# Assignment
Write out all of the records below precisely as given, omitting the images.

# The input
____________
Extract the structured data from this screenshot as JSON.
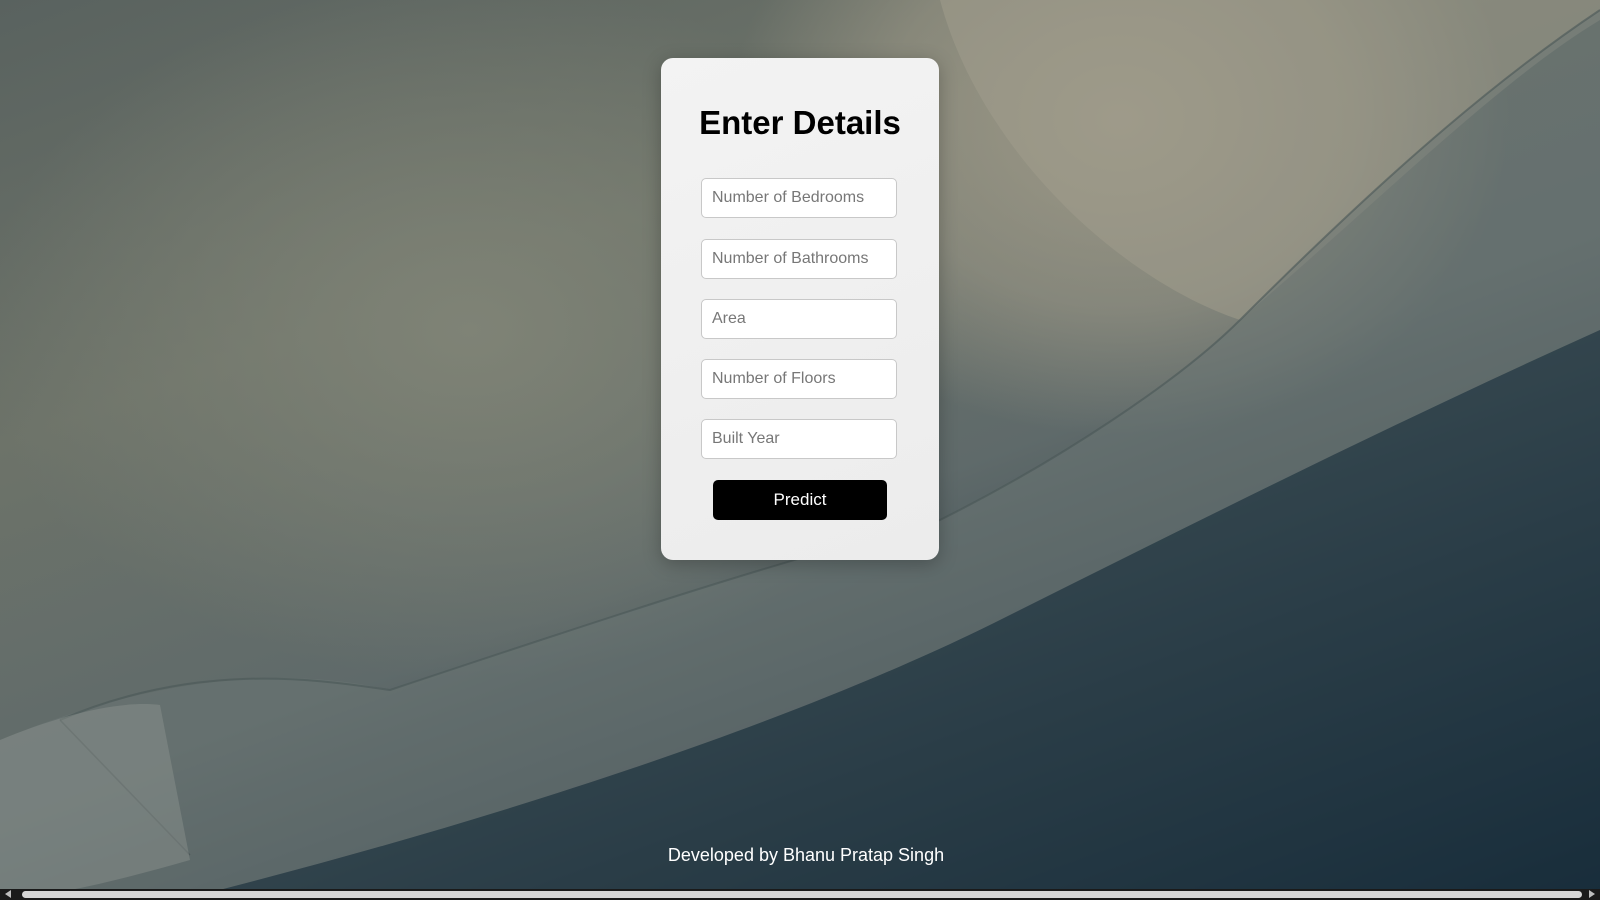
{
  "form": {
    "title": "Enter Details",
    "fields": [
      {
        "placeholder": "Number of Bedrooms"
      },
      {
        "placeholder": "Number of Bathrooms"
      },
      {
        "placeholder": "Area"
      },
      {
        "placeholder": "Number of Floors"
      },
      {
        "placeholder": "Built Year"
      }
    ],
    "submit_label": "Predict"
  },
  "footer": {
    "credit": "Developed by Bhanu Pratap Singh"
  },
  "colors": {
    "button_bg": "#000000",
    "card_bg": "#f0f0f0"
  }
}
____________
# Answer area
Extract the structured data from this screenshot as JSON.
{
  "form": {
    "title": "Enter Details",
    "fields": [
      {
        "placeholder": "Number of Bedrooms"
      },
      {
        "placeholder": "Number of Bathrooms"
      },
      {
        "placeholder": "Area"
      },
      {
        "placeholder": "Number of Floors"
      },
      {
        "placeholder": "Built Year"
      }
    ],
    "submit_label": "Predict"
  },
  "footer": {
    "credit": "Developed by Bhanu Pratap Singh"
  },
  "colors": {
    "button_bg": "#000000",
    "card_bg": "#f0f0f0"
  }
}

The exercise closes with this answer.